So the ICA panel retained for its “executive director” a high-priced journeyman municipal bonds trader with the intergovernmental and Wall Street experience appropriate to a delicate operator. And it got into the business of analyzing transactions and budgets, all the better to assemble reports to justify what were essentially simple political decisions. It hired its own advisors, lawyers, and consultants, doing a lot of extra management — perhaps well-intended, but in which suburban constituencies had no particular core interest.
The ICA might not have needed to become a whole government outfit. But it was tolerable until it got involved in the gambit of withholding casino revenue from the city until it performed various forms of “extra credit”.
It’s questionable whether suburban dwellers feel any interest whatsoever in how quickly the City of Pittsburgh implements any specific financial software, for example. It is however a fact that when trying to recover from financial hardship, predictability is important.
The benefit of activist state leaders holding back and dangling as a “carrot” tens of millions of dollars may be too dubious to be very worthwhile. And it’s an invitation to scrutiny, considering the possibility that the ICA itself may be capitalizing on that accumulated tax revenue.
That is when the everyday friction of oversight became serious.
When Mayor Bill Peduto stated that…
“It is obvious to us that the ICA has awarded no-bid contracts to politically connected firms in violation of city and state law” (P-G, Robert Zullo)
… which is just the sort of accusation he has leveled in the past to noteworthy effect, the ICA responded with boilerplate about how much it is helping the City. And…
In a statement, ICA chairman Nicholas Varischetti did not address the allegations of illegal no-bid contracts but said the authority “would welcome the auditor general to review our records and to perform a complete audit of our work.” He added that he has directed executive director Henry Sciortino to “make any accommodations necessary to support the auditor general should he wish to avail himself of this request.” He noted that the authority’s annual reports, official correspondence and meeting minutes are available on its website. (ibid)

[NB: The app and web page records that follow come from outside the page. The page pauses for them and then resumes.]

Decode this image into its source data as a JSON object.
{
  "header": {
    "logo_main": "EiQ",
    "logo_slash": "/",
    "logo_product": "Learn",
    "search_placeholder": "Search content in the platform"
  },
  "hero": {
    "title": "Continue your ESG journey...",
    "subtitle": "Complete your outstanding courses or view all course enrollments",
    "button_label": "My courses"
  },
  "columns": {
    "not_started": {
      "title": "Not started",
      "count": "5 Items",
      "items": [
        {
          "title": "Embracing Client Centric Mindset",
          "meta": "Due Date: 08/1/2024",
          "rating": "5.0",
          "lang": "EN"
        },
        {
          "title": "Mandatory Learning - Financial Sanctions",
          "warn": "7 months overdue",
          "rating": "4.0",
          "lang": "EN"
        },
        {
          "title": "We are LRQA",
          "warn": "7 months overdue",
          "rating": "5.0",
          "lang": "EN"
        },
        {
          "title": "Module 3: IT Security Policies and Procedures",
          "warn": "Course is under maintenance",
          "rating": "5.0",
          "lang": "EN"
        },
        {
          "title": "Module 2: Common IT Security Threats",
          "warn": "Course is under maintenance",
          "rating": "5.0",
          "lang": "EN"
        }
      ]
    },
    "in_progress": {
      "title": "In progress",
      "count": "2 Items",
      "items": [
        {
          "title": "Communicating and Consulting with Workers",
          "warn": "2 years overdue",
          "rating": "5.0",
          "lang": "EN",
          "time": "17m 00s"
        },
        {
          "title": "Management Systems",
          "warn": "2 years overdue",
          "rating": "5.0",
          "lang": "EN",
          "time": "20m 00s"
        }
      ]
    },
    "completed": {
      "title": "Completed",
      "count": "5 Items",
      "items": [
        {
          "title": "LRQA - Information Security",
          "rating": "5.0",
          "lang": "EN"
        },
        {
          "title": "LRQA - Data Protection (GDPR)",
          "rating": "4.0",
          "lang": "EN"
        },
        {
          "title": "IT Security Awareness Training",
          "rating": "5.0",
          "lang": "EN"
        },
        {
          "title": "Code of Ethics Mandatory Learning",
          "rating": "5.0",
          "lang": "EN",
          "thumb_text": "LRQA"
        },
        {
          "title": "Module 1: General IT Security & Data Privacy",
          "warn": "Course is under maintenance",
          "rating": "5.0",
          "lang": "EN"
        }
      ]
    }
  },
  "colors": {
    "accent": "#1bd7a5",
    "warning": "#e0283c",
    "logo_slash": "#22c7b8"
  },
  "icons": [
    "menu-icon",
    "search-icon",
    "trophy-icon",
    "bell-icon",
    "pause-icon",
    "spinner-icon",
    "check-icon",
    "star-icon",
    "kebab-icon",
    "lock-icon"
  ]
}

That seemed like a self-assured response until one considers that the Auditor General obviously possesses unquestionable authority to audit the ICA, and that the ICA’s website promptly went down and has been down ever since:
It’s only the smell test. But it’s another failure.
Pittsburgh is almost out of Act 47. The city by any ordinary interpretation has passed enough balanced and approved budgets that the ICA by its own law may expire. But its officials are arguing that “conditionally” approved budgets don’t count, and revoking old approvals on specious-seeming grounds.
If the Legislature’s ICA has become more trouble than it is worth in oversight’s waning days, then Governor Tom Wolf can decide to take up the simple responsibility of safeguarding non-City residents’ interests himself, by adopting the city’s interpretation. It might even earn him a boost, to become the Governor that liberated Pittsburgh and its neighbors from inefficiency and politics.
Sen. Scarnati and Rep. Turzai might take the Governor to court to argue their own interpretation, but then they’d be the ones “wasting taxpayers money on frivolous lawsuits”. And in what public interest?
I don’t know what the next few months will bring. But if the ICA had remained a quarterly roundtable of legislative designees protecting suburban pocketbooks, and not long ago morphed into a perfectly Orwellian bureau of “Cooperation”, it would have saved the Commonwealth a lot of grief. Perhaps like all good things it should come to an end.